What the task asks: The lines below that include "signal" are to be found and copied.

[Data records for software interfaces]

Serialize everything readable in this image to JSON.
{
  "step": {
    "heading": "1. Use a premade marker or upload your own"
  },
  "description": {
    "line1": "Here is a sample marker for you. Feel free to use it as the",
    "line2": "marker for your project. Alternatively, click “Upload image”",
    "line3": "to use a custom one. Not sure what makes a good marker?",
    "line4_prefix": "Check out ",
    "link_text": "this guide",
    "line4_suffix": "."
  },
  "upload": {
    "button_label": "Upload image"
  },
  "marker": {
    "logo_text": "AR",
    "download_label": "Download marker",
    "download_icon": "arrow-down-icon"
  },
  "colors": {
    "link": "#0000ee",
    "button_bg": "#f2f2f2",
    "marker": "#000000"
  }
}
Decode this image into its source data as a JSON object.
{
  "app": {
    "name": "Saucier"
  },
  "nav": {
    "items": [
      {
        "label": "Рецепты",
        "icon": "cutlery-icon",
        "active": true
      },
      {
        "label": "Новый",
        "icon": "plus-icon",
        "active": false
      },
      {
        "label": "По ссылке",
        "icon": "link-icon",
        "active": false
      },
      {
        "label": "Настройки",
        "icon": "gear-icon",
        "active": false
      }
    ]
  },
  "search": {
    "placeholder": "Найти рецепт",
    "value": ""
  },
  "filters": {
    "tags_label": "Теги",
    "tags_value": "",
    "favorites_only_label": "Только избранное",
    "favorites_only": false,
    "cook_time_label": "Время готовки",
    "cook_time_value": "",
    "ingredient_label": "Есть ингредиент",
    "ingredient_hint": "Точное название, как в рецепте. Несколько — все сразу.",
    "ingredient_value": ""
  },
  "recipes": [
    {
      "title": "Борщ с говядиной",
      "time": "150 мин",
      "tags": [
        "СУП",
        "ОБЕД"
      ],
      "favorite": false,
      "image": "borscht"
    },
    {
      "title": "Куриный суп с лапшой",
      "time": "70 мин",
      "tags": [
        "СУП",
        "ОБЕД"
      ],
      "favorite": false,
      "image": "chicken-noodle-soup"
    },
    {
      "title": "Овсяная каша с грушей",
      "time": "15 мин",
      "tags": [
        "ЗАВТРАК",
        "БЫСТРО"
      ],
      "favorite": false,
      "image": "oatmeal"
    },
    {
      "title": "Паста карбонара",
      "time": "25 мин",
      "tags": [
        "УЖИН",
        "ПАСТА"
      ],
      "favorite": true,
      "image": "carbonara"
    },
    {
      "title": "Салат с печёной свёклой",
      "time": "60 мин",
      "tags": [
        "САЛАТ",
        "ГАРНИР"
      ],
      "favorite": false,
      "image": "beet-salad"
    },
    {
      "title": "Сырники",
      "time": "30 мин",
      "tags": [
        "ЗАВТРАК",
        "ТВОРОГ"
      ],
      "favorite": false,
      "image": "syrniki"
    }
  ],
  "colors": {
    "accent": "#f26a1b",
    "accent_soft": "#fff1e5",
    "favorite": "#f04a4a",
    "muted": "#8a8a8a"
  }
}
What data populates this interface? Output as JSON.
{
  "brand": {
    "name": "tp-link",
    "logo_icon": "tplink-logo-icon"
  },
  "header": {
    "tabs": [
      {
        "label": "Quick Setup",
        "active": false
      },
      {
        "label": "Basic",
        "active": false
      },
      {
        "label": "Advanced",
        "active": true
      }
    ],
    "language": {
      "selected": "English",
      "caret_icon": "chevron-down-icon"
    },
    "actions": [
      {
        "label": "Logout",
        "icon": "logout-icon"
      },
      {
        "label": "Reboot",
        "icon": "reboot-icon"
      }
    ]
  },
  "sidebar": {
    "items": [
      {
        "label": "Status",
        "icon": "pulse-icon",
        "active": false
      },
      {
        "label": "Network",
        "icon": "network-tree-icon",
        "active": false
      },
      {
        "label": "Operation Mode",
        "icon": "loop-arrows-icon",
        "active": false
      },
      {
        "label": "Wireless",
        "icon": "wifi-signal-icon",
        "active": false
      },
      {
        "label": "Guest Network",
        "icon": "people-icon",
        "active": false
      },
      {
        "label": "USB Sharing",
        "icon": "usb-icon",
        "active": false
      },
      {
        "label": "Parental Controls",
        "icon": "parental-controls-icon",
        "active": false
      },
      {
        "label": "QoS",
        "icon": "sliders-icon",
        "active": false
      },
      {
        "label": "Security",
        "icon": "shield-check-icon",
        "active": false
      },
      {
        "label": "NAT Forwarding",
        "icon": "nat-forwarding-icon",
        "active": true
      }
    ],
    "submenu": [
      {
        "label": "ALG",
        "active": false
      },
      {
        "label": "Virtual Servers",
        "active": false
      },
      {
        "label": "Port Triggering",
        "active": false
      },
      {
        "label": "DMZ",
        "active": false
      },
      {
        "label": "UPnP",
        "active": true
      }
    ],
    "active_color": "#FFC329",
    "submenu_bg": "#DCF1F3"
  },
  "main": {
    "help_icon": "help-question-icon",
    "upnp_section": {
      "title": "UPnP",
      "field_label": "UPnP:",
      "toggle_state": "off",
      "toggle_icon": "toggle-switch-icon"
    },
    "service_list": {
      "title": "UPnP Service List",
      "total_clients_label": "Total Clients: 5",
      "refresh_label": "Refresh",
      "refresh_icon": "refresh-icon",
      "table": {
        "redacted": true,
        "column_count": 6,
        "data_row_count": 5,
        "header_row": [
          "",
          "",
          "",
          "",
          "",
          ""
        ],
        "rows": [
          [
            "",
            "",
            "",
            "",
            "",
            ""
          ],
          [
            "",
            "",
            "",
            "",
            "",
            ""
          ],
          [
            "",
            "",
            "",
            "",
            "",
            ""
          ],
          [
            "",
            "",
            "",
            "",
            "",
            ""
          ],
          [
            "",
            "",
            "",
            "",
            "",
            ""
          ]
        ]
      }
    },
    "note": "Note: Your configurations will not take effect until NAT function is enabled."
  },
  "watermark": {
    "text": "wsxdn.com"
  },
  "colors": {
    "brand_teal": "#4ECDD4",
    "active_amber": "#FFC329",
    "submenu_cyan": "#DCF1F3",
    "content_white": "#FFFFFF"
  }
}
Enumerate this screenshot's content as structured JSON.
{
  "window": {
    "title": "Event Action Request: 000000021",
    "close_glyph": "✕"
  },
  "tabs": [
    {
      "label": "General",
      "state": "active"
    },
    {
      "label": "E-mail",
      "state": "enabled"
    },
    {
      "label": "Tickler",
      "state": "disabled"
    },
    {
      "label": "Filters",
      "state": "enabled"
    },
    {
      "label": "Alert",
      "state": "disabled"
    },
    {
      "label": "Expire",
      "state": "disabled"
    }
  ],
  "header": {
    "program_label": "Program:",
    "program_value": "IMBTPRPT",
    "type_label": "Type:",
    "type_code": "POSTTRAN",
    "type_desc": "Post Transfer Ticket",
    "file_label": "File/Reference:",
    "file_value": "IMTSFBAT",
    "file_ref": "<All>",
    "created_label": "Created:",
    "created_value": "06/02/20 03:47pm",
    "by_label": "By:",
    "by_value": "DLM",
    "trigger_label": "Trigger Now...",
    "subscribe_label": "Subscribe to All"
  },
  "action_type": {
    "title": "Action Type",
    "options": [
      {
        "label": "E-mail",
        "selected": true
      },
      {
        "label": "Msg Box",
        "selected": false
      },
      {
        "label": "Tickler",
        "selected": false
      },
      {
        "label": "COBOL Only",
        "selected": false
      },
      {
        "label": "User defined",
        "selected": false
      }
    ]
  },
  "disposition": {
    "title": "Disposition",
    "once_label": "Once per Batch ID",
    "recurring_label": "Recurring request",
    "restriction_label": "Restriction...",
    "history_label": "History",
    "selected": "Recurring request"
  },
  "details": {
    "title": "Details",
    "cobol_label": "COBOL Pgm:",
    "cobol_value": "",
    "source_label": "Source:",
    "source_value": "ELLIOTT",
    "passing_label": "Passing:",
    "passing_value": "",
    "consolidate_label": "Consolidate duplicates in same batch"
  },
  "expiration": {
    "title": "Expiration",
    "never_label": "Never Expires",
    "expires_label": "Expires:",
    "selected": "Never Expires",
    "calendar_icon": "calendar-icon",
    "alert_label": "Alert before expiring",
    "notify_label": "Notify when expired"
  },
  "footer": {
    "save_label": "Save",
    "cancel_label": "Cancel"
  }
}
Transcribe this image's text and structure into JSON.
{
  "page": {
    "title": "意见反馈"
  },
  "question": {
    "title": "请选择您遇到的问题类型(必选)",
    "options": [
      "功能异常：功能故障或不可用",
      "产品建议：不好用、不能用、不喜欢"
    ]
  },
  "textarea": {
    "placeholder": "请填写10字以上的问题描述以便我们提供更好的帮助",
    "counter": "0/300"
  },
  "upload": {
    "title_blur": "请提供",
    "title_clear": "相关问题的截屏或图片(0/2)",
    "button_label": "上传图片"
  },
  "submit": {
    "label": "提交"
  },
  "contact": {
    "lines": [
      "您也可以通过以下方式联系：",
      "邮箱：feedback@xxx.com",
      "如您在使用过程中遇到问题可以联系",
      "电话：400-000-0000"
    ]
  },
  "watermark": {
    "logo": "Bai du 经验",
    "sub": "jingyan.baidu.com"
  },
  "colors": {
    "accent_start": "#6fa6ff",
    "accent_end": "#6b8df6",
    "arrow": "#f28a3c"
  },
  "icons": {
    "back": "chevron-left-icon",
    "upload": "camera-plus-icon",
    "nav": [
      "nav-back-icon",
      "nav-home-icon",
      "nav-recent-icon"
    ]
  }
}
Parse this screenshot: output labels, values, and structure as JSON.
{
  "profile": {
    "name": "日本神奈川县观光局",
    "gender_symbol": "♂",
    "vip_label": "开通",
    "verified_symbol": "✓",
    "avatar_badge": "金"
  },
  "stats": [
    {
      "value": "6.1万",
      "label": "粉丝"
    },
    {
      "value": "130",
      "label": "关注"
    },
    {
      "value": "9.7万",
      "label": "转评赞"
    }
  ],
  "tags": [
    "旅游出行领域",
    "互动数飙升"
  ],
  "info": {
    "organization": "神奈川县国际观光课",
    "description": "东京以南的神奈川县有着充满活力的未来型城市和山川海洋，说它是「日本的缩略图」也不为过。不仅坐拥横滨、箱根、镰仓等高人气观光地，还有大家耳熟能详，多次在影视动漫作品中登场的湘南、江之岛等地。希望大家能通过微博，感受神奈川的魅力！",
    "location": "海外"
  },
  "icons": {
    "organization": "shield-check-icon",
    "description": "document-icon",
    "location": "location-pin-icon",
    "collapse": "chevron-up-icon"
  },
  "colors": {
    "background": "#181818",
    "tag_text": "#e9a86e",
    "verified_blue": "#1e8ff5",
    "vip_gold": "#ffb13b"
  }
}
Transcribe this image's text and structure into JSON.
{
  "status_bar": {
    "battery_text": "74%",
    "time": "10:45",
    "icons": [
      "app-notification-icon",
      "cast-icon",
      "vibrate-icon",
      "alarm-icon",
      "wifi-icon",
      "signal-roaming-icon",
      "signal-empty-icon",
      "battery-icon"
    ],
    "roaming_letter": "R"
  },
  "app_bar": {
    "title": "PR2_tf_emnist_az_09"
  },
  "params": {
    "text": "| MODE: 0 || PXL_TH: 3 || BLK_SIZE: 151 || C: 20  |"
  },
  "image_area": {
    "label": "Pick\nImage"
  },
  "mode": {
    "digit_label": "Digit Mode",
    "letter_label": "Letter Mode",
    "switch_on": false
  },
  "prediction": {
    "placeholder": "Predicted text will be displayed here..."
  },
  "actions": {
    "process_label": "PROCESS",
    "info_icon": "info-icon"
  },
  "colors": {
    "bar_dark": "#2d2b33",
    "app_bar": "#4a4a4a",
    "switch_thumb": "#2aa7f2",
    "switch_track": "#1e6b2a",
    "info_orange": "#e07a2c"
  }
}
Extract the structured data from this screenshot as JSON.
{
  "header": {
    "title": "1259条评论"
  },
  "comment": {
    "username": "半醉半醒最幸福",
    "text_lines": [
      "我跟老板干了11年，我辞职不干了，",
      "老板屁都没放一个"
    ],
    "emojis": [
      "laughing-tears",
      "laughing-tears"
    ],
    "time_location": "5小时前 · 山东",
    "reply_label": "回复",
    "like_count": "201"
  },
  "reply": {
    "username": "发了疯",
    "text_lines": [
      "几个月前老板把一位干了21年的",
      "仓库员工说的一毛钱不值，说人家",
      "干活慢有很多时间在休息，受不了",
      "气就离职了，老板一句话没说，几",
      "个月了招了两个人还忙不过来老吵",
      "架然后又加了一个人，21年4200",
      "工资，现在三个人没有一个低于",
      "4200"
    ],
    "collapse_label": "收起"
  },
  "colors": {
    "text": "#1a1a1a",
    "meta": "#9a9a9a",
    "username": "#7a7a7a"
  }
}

Solution to this problem:
        "icon": "wifi-signal-icon",
      "signal-roaming-icon",
      "signal-empty-icon",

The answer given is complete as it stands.